Print every line of the data exactly as shown.
── Supplied records
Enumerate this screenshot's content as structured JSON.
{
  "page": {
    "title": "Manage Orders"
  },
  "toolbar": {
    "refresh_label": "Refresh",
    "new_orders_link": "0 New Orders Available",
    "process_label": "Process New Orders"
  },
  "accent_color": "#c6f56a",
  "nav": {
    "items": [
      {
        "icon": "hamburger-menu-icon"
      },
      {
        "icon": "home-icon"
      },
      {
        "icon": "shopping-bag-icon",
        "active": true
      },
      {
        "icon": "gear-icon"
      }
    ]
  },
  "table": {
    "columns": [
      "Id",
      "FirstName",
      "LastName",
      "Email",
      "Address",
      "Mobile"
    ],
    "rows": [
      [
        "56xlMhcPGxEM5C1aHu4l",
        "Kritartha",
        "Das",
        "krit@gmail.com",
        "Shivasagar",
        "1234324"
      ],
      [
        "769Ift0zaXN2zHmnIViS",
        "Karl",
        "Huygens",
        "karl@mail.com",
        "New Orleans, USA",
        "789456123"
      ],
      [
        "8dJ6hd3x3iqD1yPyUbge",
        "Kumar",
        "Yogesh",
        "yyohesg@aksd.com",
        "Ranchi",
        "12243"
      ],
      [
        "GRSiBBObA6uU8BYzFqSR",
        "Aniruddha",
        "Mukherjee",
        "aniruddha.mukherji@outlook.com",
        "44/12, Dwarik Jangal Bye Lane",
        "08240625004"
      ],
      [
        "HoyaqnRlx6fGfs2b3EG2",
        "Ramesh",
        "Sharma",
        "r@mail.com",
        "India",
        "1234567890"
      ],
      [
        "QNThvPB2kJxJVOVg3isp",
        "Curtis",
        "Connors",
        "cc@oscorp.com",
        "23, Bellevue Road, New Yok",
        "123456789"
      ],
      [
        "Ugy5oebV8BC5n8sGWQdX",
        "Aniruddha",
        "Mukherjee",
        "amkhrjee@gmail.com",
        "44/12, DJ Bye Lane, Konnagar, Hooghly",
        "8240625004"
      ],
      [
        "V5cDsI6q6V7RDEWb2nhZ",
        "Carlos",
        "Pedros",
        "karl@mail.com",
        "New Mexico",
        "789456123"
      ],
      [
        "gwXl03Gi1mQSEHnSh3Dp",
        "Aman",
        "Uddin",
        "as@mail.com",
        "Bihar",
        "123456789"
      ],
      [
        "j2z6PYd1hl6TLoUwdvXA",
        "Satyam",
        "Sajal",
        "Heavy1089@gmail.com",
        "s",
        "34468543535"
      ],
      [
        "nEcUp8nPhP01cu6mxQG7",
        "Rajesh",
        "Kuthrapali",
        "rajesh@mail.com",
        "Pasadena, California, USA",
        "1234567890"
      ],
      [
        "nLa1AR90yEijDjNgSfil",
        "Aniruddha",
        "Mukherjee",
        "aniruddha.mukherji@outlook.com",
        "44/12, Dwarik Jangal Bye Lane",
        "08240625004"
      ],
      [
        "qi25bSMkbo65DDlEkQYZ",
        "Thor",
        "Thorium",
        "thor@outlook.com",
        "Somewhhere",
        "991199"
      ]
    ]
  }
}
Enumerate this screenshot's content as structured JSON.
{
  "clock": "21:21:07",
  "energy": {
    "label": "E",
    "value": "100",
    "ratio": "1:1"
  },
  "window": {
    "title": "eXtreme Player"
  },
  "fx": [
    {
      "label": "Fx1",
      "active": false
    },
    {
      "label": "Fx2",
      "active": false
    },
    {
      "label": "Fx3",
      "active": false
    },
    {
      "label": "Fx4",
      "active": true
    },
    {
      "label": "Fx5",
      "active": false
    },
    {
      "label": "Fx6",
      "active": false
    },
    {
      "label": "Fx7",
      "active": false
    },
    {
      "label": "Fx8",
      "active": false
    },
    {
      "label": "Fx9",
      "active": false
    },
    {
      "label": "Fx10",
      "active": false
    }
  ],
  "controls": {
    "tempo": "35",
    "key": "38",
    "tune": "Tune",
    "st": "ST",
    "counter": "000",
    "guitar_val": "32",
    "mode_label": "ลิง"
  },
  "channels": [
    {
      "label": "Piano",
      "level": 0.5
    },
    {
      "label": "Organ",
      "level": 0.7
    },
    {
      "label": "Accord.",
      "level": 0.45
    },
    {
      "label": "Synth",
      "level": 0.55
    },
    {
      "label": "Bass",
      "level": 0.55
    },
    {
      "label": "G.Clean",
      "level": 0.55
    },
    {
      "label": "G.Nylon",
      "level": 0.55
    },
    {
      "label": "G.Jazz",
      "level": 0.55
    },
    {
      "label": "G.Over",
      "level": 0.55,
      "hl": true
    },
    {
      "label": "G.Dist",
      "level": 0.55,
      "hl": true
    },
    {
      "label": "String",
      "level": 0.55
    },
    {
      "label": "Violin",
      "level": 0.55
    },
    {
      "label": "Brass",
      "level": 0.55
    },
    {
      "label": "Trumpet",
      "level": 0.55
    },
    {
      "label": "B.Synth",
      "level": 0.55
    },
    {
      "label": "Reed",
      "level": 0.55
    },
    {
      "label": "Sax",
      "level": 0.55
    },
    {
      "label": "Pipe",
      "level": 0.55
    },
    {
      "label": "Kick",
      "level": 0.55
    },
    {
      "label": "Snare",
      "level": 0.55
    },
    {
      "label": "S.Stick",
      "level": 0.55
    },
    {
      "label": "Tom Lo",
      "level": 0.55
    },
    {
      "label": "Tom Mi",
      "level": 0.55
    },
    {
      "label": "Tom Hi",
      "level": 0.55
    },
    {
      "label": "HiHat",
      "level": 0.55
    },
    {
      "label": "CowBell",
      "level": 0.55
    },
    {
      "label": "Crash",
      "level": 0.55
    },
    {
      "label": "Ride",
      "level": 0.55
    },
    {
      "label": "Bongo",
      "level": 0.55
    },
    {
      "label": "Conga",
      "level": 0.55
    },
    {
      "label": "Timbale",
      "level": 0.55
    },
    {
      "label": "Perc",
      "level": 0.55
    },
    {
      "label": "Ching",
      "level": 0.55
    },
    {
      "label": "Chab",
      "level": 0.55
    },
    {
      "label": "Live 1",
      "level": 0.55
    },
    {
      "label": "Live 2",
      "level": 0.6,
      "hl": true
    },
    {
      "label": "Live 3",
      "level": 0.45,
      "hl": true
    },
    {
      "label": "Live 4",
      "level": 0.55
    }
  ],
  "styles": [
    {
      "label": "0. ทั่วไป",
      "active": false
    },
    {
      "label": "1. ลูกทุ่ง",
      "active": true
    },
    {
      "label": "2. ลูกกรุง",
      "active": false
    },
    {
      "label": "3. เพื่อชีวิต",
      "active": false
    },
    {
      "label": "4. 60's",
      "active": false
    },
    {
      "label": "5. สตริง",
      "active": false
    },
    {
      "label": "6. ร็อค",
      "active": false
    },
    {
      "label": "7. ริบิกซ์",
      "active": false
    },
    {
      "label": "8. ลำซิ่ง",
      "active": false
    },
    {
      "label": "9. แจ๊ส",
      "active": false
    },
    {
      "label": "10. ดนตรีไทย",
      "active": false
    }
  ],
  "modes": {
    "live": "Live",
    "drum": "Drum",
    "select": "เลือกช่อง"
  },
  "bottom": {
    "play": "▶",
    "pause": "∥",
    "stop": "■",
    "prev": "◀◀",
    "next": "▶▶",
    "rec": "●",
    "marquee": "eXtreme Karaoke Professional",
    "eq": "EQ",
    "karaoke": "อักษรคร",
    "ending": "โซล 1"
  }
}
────
• Finished exercise
Enumerate this screenshot's content as structured JSON.
{
  "page": {
    "title": "Manage Orders"
  },
  "toolbar": {
    "refresh_label": "Refresh",
    "new_orders_link": "0 New Orders Available",
    "process_label": "Process New Orders"
  },
  "accent_color": "#c6f56a",
  "nav": {
    "items": [
      {
        "icon": "hamburger-menu-icon"
      },
      {
        "icon": "home-icon"
      },
      {
        "icon": "shopping-bag-icon",
        "active": true
      },
      {
        "icon": "gear-icon"
      }
    ]
  },
  "table": {
    "columns": [
      "Id",
      "FirstName",
      "LastName",
      "Email",
      "Address",
      "Mobile"
    ],
    "rows": [
      [
        "56xlMhcPGxEM5C1aHu4l",
        "Kritartha",
        "Das",
        "krit@gmail.com",
        "Shivasagar",
        "1234324"
      ],
      [
        "769Ift0zaXN2zHmnIViS",
        "Karl",
        "Huygens",
        "karl@mail.com",
        "New Orleans, USA",
        "789456123"
      ],
      [
        "8dJ6hd3x3iqD1yPyUbge",
        "Kumar",
        "Yogesh",
        "yyohesg@aksd.com",
        "Ranchi",
        "12243"
      ],
      [
        "GRSiBBObA6uU8BYzFqSR",
        "Aniruddha",
        "Mukherjee",
        "aniruddha.mukherji@outlook.com",
        "44/12, Dwarik Jangal Bye Lane",
        "08240625004"
      ],
      [
        "HoyaqnRlx6fGfs2b3EG2",
        "Ramesh",
        "Sharma",
        "r@mail.com",
        "India",
        "1234567890"
      ],
      [
        "QNThvPB2kJxJVOVg3isp",
        "Curtis",
        "Connors",
        "cc@oscorp.com",
        "23, Bellevue Road, New Yok",
        "123456789"
      ],
      [
        "Ugy5oebV8BC5n8sGWQdX",
        "Aniruddha",
        "Mukherjee",
        "amkhrjee@gmail.com",
        "44/12, DJ Bye Lane, Konnagar, Hooghly",
        "8240625004"
      ],
      [
        "V5cDsI6q6V7RDEWb2nhZ",
        "Carlos",
        "Pedros",
        "karl@mail.com",
        "New Mexico",
        "789456123"
      ],
      [
        "gwXl03Gi1mQSEHnSh3Dp",
        "Aman",
        "Uddin",
        "as@mail.com",
        "Bihar",
        "123456789"
      ],
      [
        "j2z6PYd1hl6TLoUwdvXA",
        "Satyam",
        "Sajal",
        "Heavy1089@gmail.com",
        "s",
        "34468543535"
      ],
      [
        "nEcUp8nPhP01cu6mxQG7",
        "Rajesh",
        "Kuthrapali",
        "rajesh@mail.com",
        "Pasadena, California, USA",
        "1234567890"
      ],
      [
        "nLa1AR90yEijDjNgSfil",
        "Aniruddha",
        "Mukherjee",
        "aniruddha.mukherji@outlook.com",
        "44/12, Dwarik Jangal Bye Lane",
        "08240625004"
      ],
      [
        "qi25bSMkbo65DDlEkQYZ",
        "Thor",
        "Thorium",
        "thor@outlook.com",
        "Somewhhere",
        "991199"
      ]
    ]
  }
}
Enumerate this screenshot's content as structured JSON.
{
  "clock": "21:21:07",
  "energy": {
    "label": "E",
    "value": "100",
    "ratio": "1:1"
  },
  "window": {
    "title": "eXtreme Player"
  },
  "fx": [
    {
      "label": "Fx1",
      "active": false
    },
    {
      "label": "Fx2",
      "active": false
    },
    {
      "label": "Fx3",
      "active": false
    },
    {
      "label": "Fx4",
      "active": true
    },
    {
      "label": "Fx5",
      "active": false
    },
    {
      "label": "Fx6",
      "active": false
    },
    {
      "label": "Fx7",
      "active": false
    },
    {
      "label": "Fx8",
      "active": false
    },
    {
      "label": "Fx9",
      "active": false
    },
    {
      "label": "Fx10",
      "active": false
    }
  ],
  "controls": {
    "tempo": "35",
    "key": "38",
    "tune": "Tune",
    "st": "ST",
    "counter": "000",
    "guitar_val": "32",
    "mode_label": "ลิง"
  },
  "channels": [
    {
      "label": "Piano",
      "level": 0.5
    },
    {
      "label": "Organ",
      "level": 0.7
    },
    {
      "label": "Accord.",
      "level": 0.45
    },
    {
      "label": "Synth",
      "level": 0.55
    },
    {
      "label": "Bass",
      "level": 0.55
    },
    {
      "label": "G.Clean",
      "level": 0.55
    },
    {
      "label": "G.Nylon",
      "level": 0.55
    },
    {
      "label": "G.Jazz",
      "level": 0.55
    },
    {
      "label": "G.Over",
      "level": 0.55,
      "hl": true
    },
    {
      "label": "G.Dist",
      "level": 0.55,
      "hl": true
    },
    {
      "label": "String",
      "level": 0.55
    },
    {
      "label": "Violin",
      "level": 0.55
    },
    {
      "label": "Brass",
      "level": 0.55
    },
    {
      "label": "Trumpet",
      "level": 0.55
    },
    {
      "label": "B.Synth",
      "level": 0.55
    },
    {
      "label": "Reed",
      "level": 0.55
    },
    {
      "label": "Sax",
      "level": 0.55
    },
    {
      "label": "Pipe",
      "level": 0.55
    },
    {
      "label": "Kick",
      "level": 0.55
    },
    {
      "label": "Snare",
      "level": 0.55
    },
    {
      "label": "S.Stick",
      "level": 0.55
    },
    {
      "label": "Tom Lo",
      "level": 0.55
    },
    {
      "label": "Tom Mi",
      "level": 0.55
    },
    {
      "label": "Tom Hi",
      "level": 0.55
    },
    {
      "label": "HiHat",
      "level": 0.55
    },
    {
      "label": "CowBell",
      "level": 0.55
    },
    {
      "label": "Crash",
      "level": 0.55
    },
    {
      "label": "Ride",
      "level": 0.55
    },
    {
      "label": "Bongo",
      "level": 0.55
    },
    {
      "label": "Conga",
      "level": 0.55
    },
    {
      "label": "Timbale",
      "level": 0.55
    },
    {
      "label": "Perc",
      "level": 0.55
    },
    {
      "label": "Ching",
      "level": 0.55
    },
    {
      "label": "Chab",
      "level": 0.55
    },
    {
      "label": "Live 1",
      "level": 0.55
    },
    {
      "label": "Live 2",
      "level": 0.6,
      "hl": true
    },
    {
      "label": "Live 3",
      "level": 0.45,
      "hl": true
    },
    {
      "label": "Live 4",
      "level": 0.55
    }
  ],
  "styles": [
    {
      "label": "0. ทั่วไป",
      "active": false
    },
    {
      "label": "1. ลูกทุ่ง",
      "active": true
    },
    {
      "label": "2. ลูกกรุง",
      "active": false
    },
    {
      "label": "3. เพื่อชีวิต",
      "active": false
    },
    {
      "label": "4. 60's",
      "active": false
    },
    {
      "label": "5. สตริง",
      "active": false
    },
    {
      "label": "6. ร็อค",
      "active": false
    },
    {
      "label": "7. ริบิกซ์",
      "active": false
    },
    {
      "label": "8. ลำซิ่ง",
      "active": false
    },
    {
      "label": "9. แจ๊ส",
      "active": false
    },
    {
      "label": "10. ดนตรีไทย",
      "active": false
    }
  ],
  "modes": {
    "live": "Live",
    "drum": "Drum",
    "select": "เลือกช่อง"
  },
  "bottom": {
    "play": "▶",
    "pause": "∥",
    "stop": "■",
    "prev": "◀◀",
    "next": "▶▶",
    "rec": "●",
    "marquee": "eXtreme Karaoke Professional",
    "eq": "EQ",
    "karaoke": "อักษรคร",
    "ending": "โซล 1"
  }
}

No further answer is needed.